PROBLEM TO SOLVE: An exact copy of the entries below is needed, with every picture left out.

Dataset rows for apps and sites
-- Opening Marker --
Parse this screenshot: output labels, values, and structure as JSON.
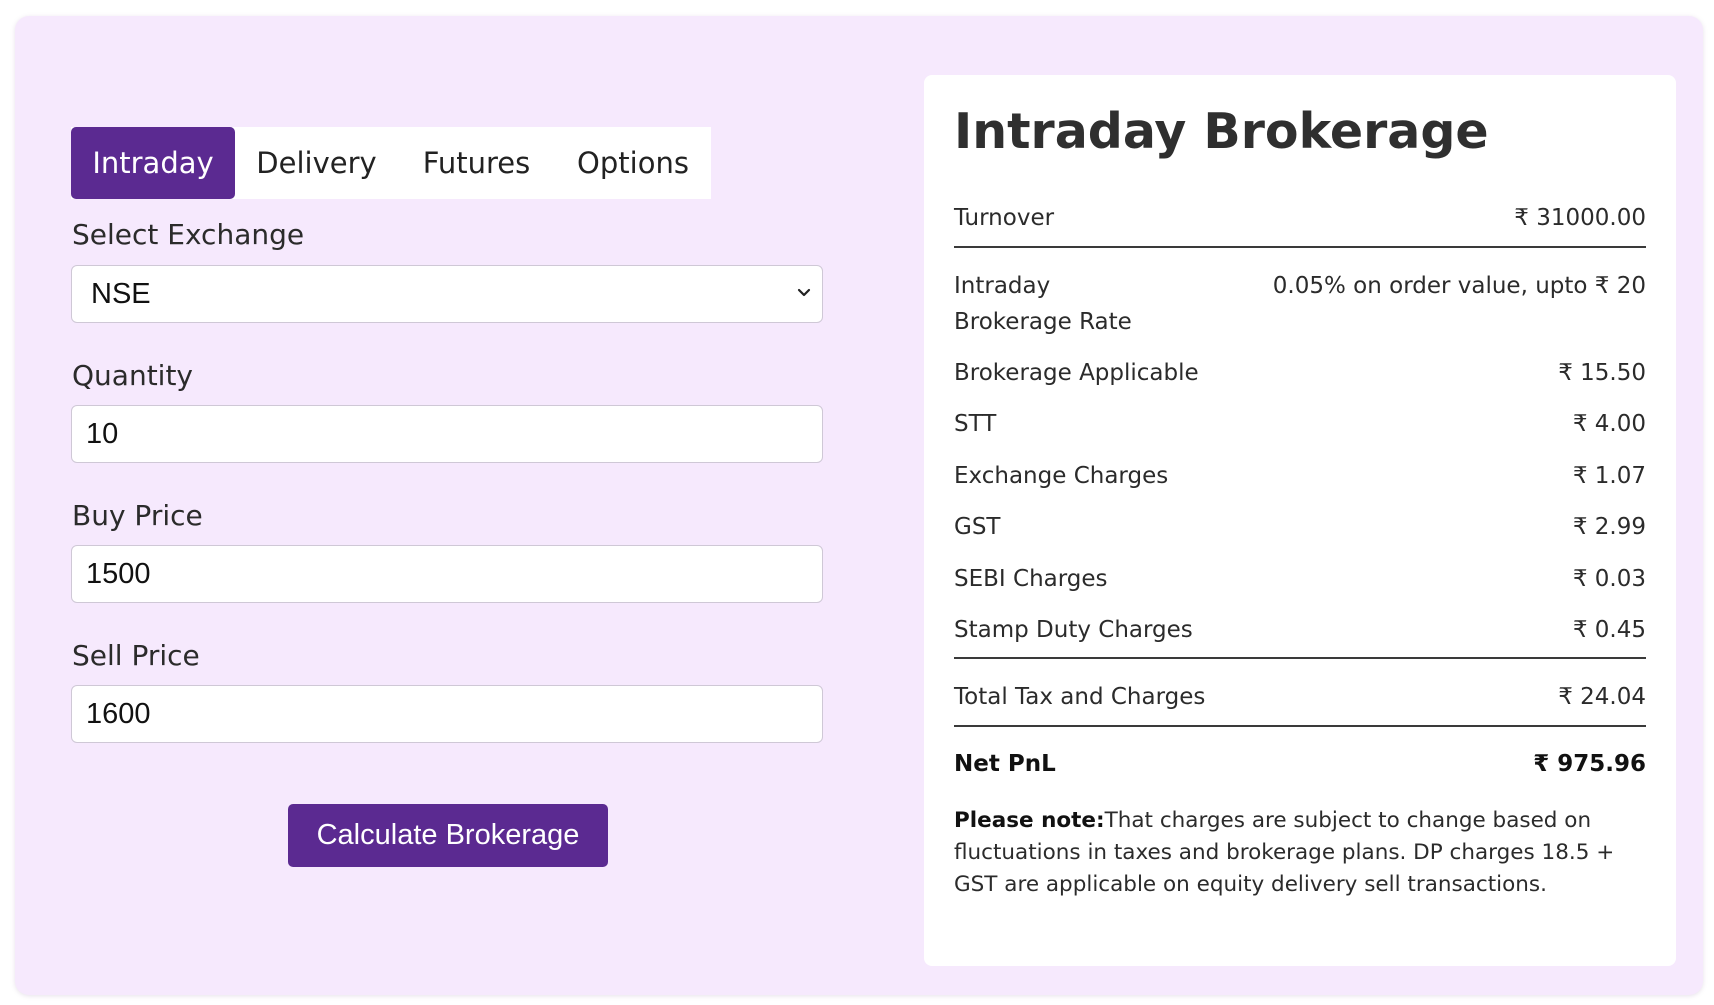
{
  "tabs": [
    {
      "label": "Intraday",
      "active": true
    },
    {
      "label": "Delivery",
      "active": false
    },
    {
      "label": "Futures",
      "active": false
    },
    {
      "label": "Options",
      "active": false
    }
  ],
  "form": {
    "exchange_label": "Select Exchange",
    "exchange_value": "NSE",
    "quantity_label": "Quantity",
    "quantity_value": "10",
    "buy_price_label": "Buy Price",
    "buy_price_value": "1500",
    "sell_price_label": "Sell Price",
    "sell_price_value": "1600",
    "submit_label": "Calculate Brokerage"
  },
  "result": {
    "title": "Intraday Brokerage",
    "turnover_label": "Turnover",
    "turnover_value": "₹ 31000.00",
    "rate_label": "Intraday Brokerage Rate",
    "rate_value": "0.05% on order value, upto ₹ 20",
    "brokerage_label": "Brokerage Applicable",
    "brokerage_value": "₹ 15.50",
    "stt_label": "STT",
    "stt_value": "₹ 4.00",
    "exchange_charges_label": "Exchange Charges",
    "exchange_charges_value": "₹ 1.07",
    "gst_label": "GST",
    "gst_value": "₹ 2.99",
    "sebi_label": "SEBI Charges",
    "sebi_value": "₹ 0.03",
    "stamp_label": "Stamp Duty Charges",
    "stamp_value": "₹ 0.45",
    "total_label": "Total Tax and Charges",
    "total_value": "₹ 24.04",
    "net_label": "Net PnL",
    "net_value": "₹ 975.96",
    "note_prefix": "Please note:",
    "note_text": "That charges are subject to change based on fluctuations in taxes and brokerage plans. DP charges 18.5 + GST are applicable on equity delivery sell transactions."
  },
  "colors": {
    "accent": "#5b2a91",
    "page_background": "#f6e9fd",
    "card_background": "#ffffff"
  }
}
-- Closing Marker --
RESPONSE TO THE TASK:
Parse this screenshot: output labels, values, and structure as JSON.
{
  "tabs": [
    {
      "label": "Intraday",
      "active": true
    },
    {
      "label": "Delivery",
      "active": false
    },
    {
      "label": "Futures",
      "active": false
    },
    {
      "label": "Options",
      "active": false
    }
  ],
  "form": {
    "exchange_label": "Select Exchange",
    "exchange_value": "NSE",
    "quantity_label": "Quantity",
    "quantity_value": "10",
    "buy_price_label": "Buy Price",
    "buy_price_value": "1500",
    "sell_price_label": "Sell Price",
    "sell_price_value": "1600",
    "submit_label": "Calculate Brokerage"
  },
  "result": {
    "title": "Intraday Brokerage",
    "turnover_label": "Turnover",
    "turnover_value": "₹ 31000.00",
    "rate_label": "Intraday Brokerage Rate",
    "rate_value": "0.05% on order value, upto ₹ 20",
    "brokerage_label": "Brokerage Applicable",
    "brokerage_value": "₹ 15.50",
    "stt_label": "STT",
    "stt_value": "₹ 4.00",
    "exchange_charges_label": "Exchange Charges",
    "exchange_charges_value": "₹ 1.07",
    "gst_label": "GST",
    "gst_value": "₹ 2.99",
    "sebi_label": "SEBI Charges",
    "sebi_value": "₹ 0.03",
    "stamp_label": "Stamp Duty Charges",
    "stamp_value": "₹ 0.45",
    "total_label": "Total Tax and Charges",
    "total_value": "₹ 24.04",
    "net_label": "Net PnL",
    "net_value": "₹ 975.96",
    "note_prefix": "Please note:",
    "note_text": "That charges are subject to change based on fluctuations in taxes and brokerage plans. DP charges 18.5 + GST are applicable on equity delivery sell transactions."
  },
  "colors": {
    "accent": "#5b2a91",
    "page_background": "#f6e9fd",
    "card_background": "#ffffff"
  }
}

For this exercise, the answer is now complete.